Another difference? “Drapes are usually custom-made in luxury fabrics to fit exact window specifications,” according to Stafford, and they tend to have more of a formal appearance than your garden variety curtain.

Eclectic bedroom design
Eclectic bedroom designThe New Design Project

Window treatment ideas: How to pick a window treatment

Choosing the right window treatment for your home tends to come down to function, says Jessica Weigley, co-founder and designer at design firm Síol in San Francisco.

Weigley suggests asking yourself the following questions before deciding on a window treatment:

  • How much light or view do you want to allow through?
  • Does it also need to insulate or dampen sound?
  • What do the window trims, ceiling, and nearby walls allow in terms of mounting?
  • Do you want the windows to disappear or be a focal point for the room?
  • How does it create a composition with other aspects of the room?

Here’s which type of window treatment is right for you based on your objectives:

To let in light but maintain privacy: Blinds allow light in, but without sacrificing privacy.

To block out light: Drapes, with their added layer, block out light and are thus popular for bedrooms.
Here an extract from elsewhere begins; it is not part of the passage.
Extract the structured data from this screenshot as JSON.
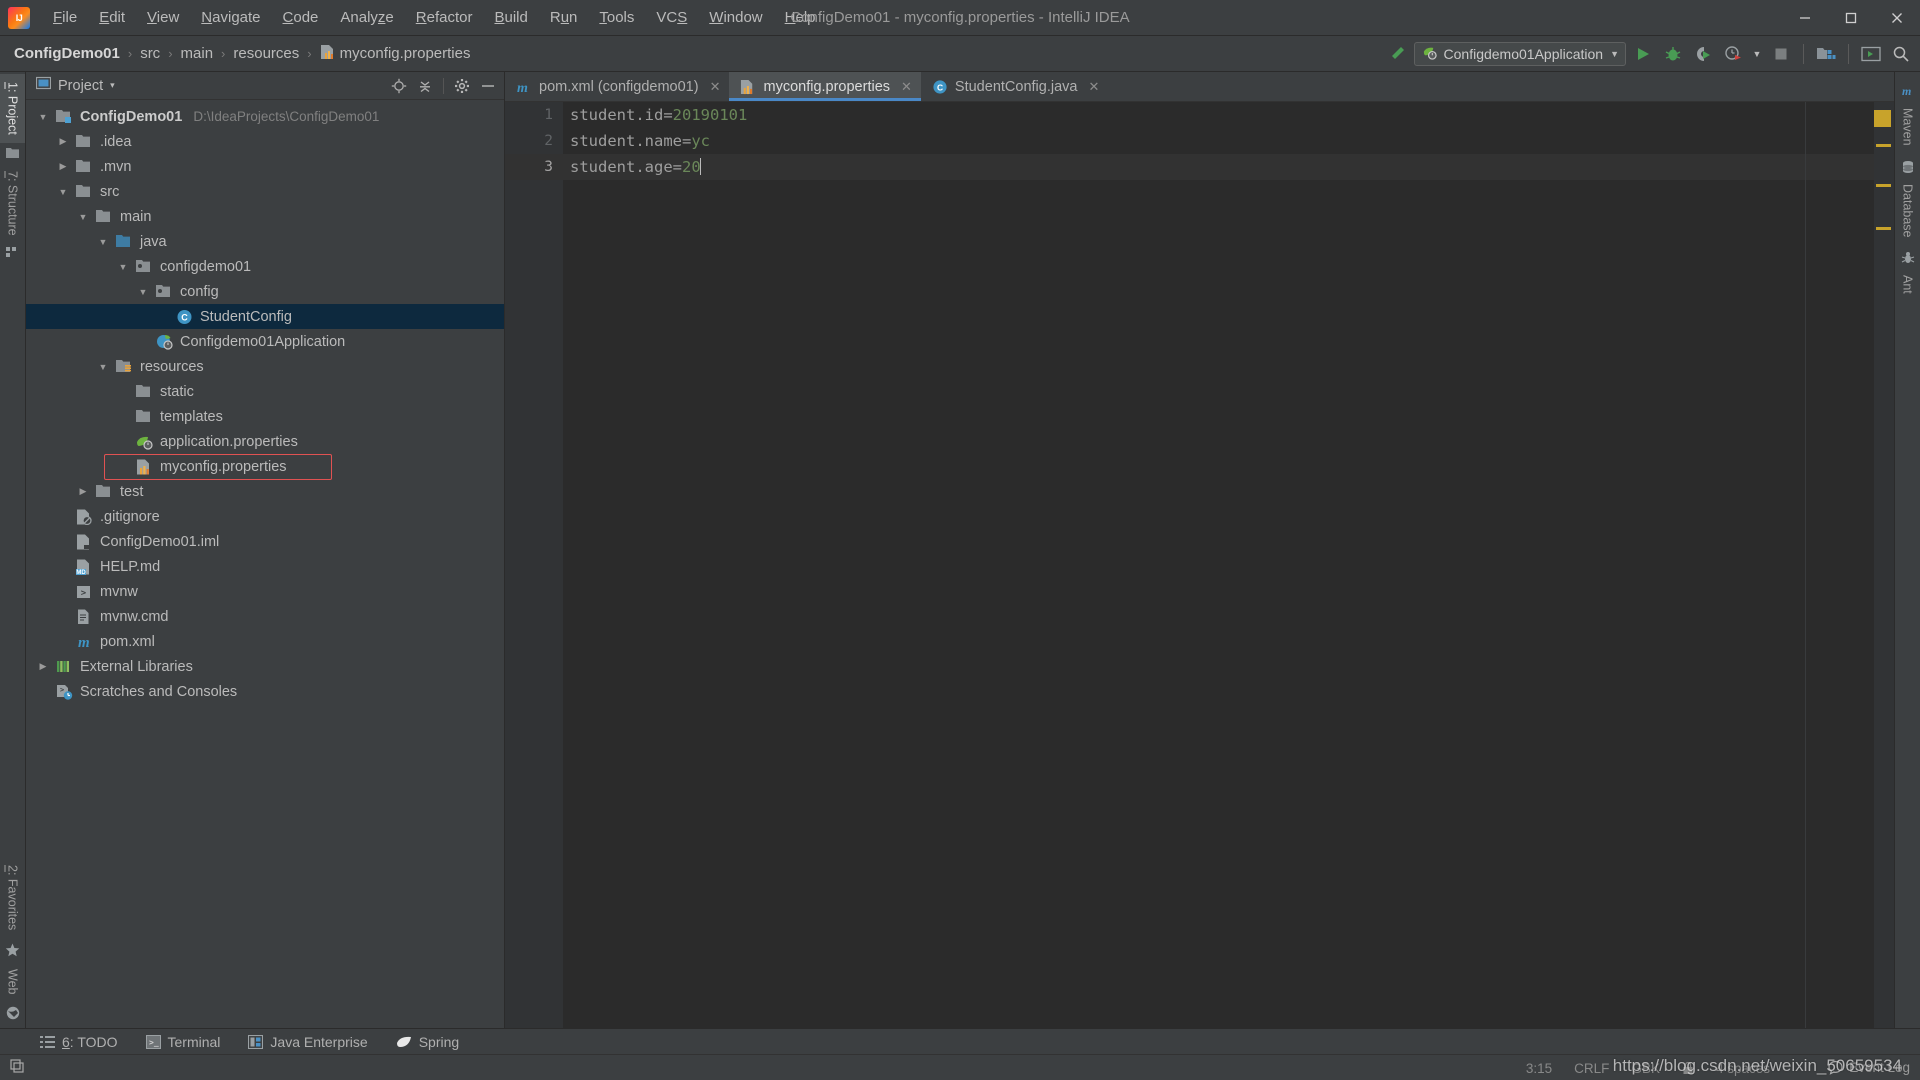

They can also insulate against heat and cold.

To make a decor statement: Curtains tend to come in fabrics with patterns and colors that make them a focal point, and they can be used to cover up blinds or shades that are less aesthetically pleasing.

To save money and maintenance: For homeowners with a tight budget, roller shades are often the least expensive option, Burdick says. Depending on the size of a window, roller shades run from $20 to $100, and the flat surface makes them easy to clean.

Source: realtor.com

Link: https://www.realtor.com/advice/home-improvement/window-treatment-ideas-drapes-vs-curtains/?iid=rdc_news_hp_carousel_theLatest

The data included on this website is deemed to be reliable, but is not guaranteed to be accurate by the REALTORS® Association of Edmonton. The trademarks REALTOR®, REALTORS® and the REALTOR® logo are controlled by The Canadian Real Estate Association (CREA) and identify real estate professionals who are members of CREA. Used under license.